Jeff presented the salient historical events and structure of Alaska’s sablefish fishery, sperm whale depredation trends in the Gulf of Alaska and next steps for SEASWAP.
Jan gave presentations which involved the history of SEASWAP, cultural transmission of depredation in the Gulf of Alaska, use of acoustics in depredation and movements and associations of sperm whales. Also she gave a presentation on real time monitoring and the communication avoidance network.
We heard from the industry biologists and vessel skippers (toothfish vessels that were also engaged in research), about toothfish surveys and whale identification, tagging and biological sampling.
WG members were especially eager to learn of SEASWAPs collaborative structure and how to cultivate a strong collaborative working environment with progressive outcomes. Of particular interest to the WG was SEASWAPs acoustic research, playback devices, camera work, and towed array. Our communication network, bubblers, pods and exploring efficacy of jammers generated discussion as well. Essentially they were interested in what worked and has not worked for SEASWAP. It was interesting to learn that none of these methods of research (except some minor camera work) have been explored by COLTO members, however, much enthusiasm was expressed in further research. Of particular interest were the assumptions made on whale behavior vs. what was learned after tagging and camera work by both SEASWAP and COLTO members: killer whales diver much deeper and stay down much longer than previously thought, sperm whales will navigate narrow relatively shallow areas in transit to other areas, sperm whales do not always opt for fish from longlines even within “dinner bell” range, elephant seals dive much deeper than previously thought, not all killer whales depredate when around a vessel.

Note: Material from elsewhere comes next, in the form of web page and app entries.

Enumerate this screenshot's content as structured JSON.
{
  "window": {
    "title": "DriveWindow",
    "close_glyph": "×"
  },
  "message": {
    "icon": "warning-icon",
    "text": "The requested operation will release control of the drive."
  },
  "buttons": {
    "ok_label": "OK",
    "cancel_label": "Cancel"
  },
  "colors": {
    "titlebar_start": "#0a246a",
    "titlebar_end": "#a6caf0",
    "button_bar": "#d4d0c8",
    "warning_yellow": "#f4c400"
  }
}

Immediately after the workshop convened, we started an email thread with interested COLTO members and SEASWAP discussing our GoPro work and other questionsregarding hydrophones. After sharing (thanks to Lauren Wild) specs of our cameras, housings and lights the discussion immediately turned to refinements such as finding timers that work with our light housings and methods to improve orientation of the cameras to achieve a higher success of useful footage. The Falkland fishing industry representatives were especially engaged on this concept and other aspects of tracking sperm whales behavior around their vessel.
The COLTO WG is very motivated to address depredation as it was COLTOs next priority after eliminating illegal toothfish fishing. Immediate benefits for SEASWAP to collaborate with COLTO (SEASWAP International or IWAP-International Whale Avoidance Project, or WAPI ??) as we can only gain from sharing in our efforts. Short term projects might include: setting up a network (website) for sharing camera and whale behavioral knowledge and ID, securing funding for a joint post doc position for Paul Tixier; Midterm: efficacy of deterrents/avoidance, SW and KW tagging and sampling; Long term: identifying successful measures for deterrent/avoidance suited to a variety of fishing operations, vessel sizes and spatial conditions. We should also consider collaborating with gear manufacturers Mustad (focused mostly on OrcaSaver) andFiskevegn (Catcheloteras, Catch Protection Devices, quieter gear, tornado trolling). Both companies were in attendance and presented their companies perspective on devices for mitigating whale depredation (although efficacy untested). Mustad is very interested in testing their new device with robust study design. They do not want to sell a deterrent that is ineffective. Mustad supports Research and Development of their products.
We will provide PDFs of our presentations and files with film footage from workshop participants. COLTO will have findings/minutes available soon.
Overall, it was a great opportunity that opened robust dialogue between two longline fisheries on opposite ends of the hemisphere to collaborate on whale depredation solutions.